● **Action item**: Look through the records below and collect all lines that hold the string "value".

● **The records**:

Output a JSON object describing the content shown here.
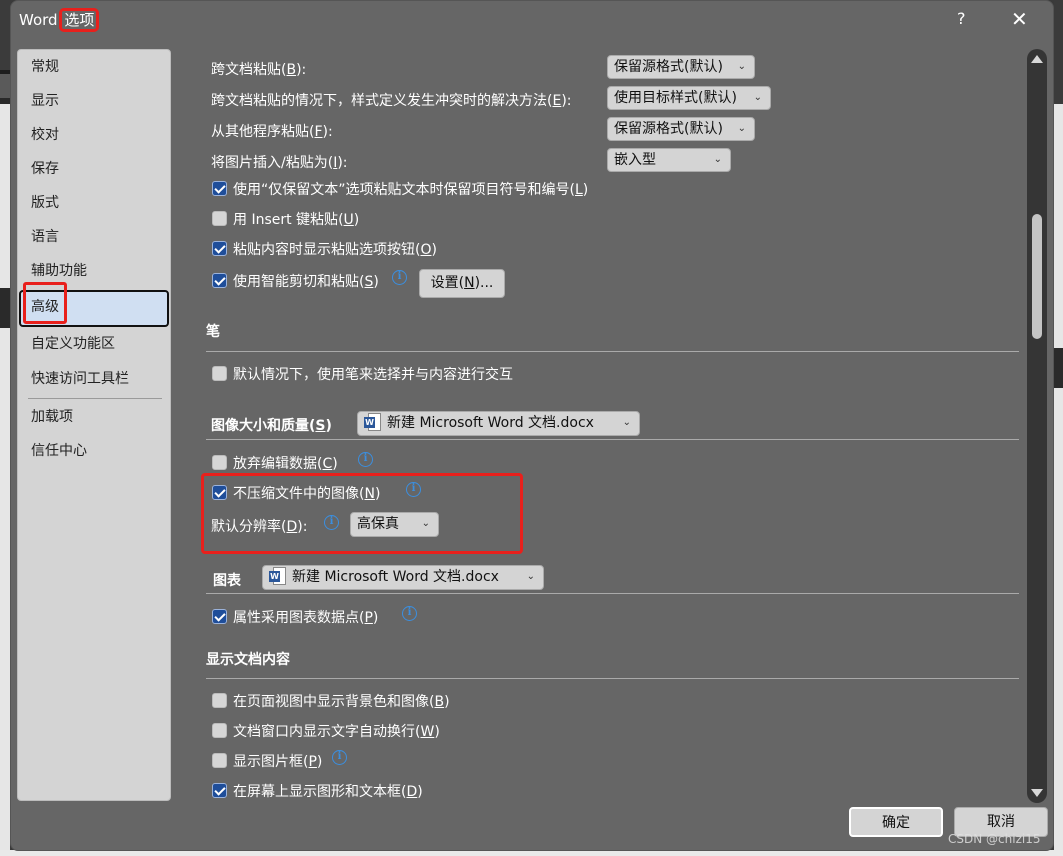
{
  "dialog": {
    "title_app": "Word",
    "title_highlight": "选项",
    "help_label": "?",
    "close_label": "✕"
  },
  "sidebar": {
    "items": [
      {
        "label": "常规"
      },
      {
        "label": "显示"
      },
      {
        "label": "校对"
      },
      {
        "label": "保存"
      },
      {
        "label": "版式"
      },
      {
        "label": "语言"
      },
      {
        "label": "辅助功能"
      },
      {
        "label": "高级",
        "active": true
      },
      {
        "label": "自定义功能区"
      },
      {
        "label": "快速访问工具栏"
      },
      {
        "label": "加载项"
      },
      {
        "label": "信任中心"
      }
    ]
  },
  "paste": {
    "cross_doc": {
      "label": "跨文档粘贴",
      "key": "B",
      "value": "保留源格式(默认)"
    },
    "cross_doc_conflict": {
      "label": "跨文档粘贴的情况下，样式定义发生冲突时的解决方法",
      "key": "E",
      "value": "使用目标样式(默认)"
    },
    "other_program": {
      "label": "从其他程序粘贴",
      "key": "F",
      "value": "保留源格式(默认)"
    },
    "insert_picture": {
      "label": "将图片插入/粘贴为",
      "key": "I",
      "value": "嵌入型"
    },
    "keep_bullets": {
      "label": "使用“仅保留文本”选项粘贴文本时保留项目符号和编号",
      "key": "L",
      "checked": true
    },
    "insert_key": {
      "label": "用 Insert 键粘贴",
      "key": "U",
      "checked": false
    },
    "show_paste_btn": {
      "label": "粘贴内容时显示粘贴选项按钮",
      "key": "O",
      "checked": true
    },
    "smart_cut": {
      "label": "使用智能剪切和粘贴",
      "key": "S",
      "checked": true
    },
    "settings_button": {
      "label": "设置",
      "key": "N",
      "suffix": "..."
    }
  },
  "pen": {
    "heading": "笔",
    "use_pen": {
      "label": "默认情况下，使用笔来选择并与内容进行交互",
      "checked": false
    }
  },
  "image_quality": {
    "heading": "图像大小和质量",
    "key": "S",
    "document": "新建 Microsoft Word 文档.docx",
    "discard_edit": {
      "label": "放弃编辑数据",
      "key": "C",
      "checked": false
    },
    "no_compress": {
      "label": "不压缩文件中的图像",
      "key": "N",
      "checked": true
    },
    "resolution": {
      "label": "默认分辨率",
      "key": "D",
      "value": "高保真"
    }
  },
  "chart": {
    "heading": "图表",
    "document": "新建 Microsoft Word 文档.docx",
    "props_follow": {
      "label": "属性采用图表数据点",
      "key": "P",
      "checked": true
    }
  },
  "display": {
    "heading": "显示文档内容",
    "bg_colors": {
      "label": "在页面视图中显示背景色和图像",
      "key": "B",
      "checked": false
    },
    "wrap": {
      "label": "文档窗口内显示文字自动换行",
      "key": "W",
      "checked": false
    },
    "picture_placeholders": {
      "label": "显示图片框",
      "key": "P",
      "checked": false
    },
    "drawings": {
      "label": "在屏幕上显示图形和文本框",
      "key": "D",
      "checked": true
    }
  },
  "footer": {
    "ok_label": "确定",
    "cancel_label": "取消",
    "watermark": "CSDN @chizi15"
  },
  "colors": {
    "highlight_red": "#e8201c",
    "checkbox_blue": "#1f4e9a",
    "info_blue": "#3b8fe0",
    "dialog_bg": "#666666"
  }
}
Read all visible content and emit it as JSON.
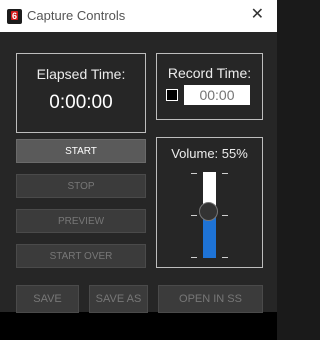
{
  "window": {
    "title": "Capture Controls",
    "icon_text": "6",
    "close_glyph": "✕"
  },
  "elapsed": {
    "label": "Elapsed Time:",
    "value": "0:00:00"
  },
  "record": {
    "label": "Record Time:",
    "placeholder": "00:00",
    "checked": false
  },
  "buttons": {
    "start": "START",
    "stop": "STOP",
    "preview": "PREVIEW",
    "start_over": "START OVER",
    "save": "SAVE",
    "save_as": "SAVE AS",
    "open_in_ss": "OPEN IN SS"
  },
  "volume": {
    "label": "Volume: 55%",
    "level": 0.55
  },
  "colors": {
    "accent": "#1e73d6",
    "brand": "#d11a1a"
  }
}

● **Result of the exercise**:
      "value": "保留源格式(默认)"
      "value": "使用目标样式(默认)"
      "value": "保留源格式(默认)"
      "value": "嵌入型"
      "value": "高保真"
    "value": "0:00:00"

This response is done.